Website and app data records
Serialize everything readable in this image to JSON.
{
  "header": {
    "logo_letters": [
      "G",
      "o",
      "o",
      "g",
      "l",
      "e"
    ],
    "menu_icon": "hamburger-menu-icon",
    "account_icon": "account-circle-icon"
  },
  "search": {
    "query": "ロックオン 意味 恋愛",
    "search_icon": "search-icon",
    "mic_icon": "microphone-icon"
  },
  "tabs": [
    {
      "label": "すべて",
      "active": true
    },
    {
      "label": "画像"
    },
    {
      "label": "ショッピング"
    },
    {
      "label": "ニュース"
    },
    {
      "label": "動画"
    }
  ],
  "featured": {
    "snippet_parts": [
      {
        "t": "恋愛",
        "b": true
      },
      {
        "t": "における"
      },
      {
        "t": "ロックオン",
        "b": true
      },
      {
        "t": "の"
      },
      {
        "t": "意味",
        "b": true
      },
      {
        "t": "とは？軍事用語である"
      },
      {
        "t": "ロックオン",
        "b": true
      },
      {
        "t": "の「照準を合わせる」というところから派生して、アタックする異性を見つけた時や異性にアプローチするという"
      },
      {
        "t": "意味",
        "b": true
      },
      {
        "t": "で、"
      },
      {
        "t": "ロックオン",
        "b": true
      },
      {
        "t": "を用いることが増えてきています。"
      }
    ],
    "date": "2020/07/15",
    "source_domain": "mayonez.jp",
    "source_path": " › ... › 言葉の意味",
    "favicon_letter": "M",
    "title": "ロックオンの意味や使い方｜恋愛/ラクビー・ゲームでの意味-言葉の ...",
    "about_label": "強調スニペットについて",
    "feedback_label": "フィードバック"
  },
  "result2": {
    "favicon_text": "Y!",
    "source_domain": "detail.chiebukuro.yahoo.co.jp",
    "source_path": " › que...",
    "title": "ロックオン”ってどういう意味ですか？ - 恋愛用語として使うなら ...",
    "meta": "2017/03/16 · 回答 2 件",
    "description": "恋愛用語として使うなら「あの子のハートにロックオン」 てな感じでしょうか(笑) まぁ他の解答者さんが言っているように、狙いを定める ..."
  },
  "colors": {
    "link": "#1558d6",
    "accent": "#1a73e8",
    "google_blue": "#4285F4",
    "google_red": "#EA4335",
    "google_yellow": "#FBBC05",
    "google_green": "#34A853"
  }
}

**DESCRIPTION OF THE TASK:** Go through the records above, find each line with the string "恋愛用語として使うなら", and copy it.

**RESULT OF THIS EXERCISE:**
    "title": "ロックオン”ってどういう意味ですか？ - 恋愛用語として使うなら ...",
    "description": "恋愛用語として使うなら「あの子のハートにロックオン」 てな感じでしょうか(笑) まぁ他の解答者さんが言っているように、狙いを定める ..."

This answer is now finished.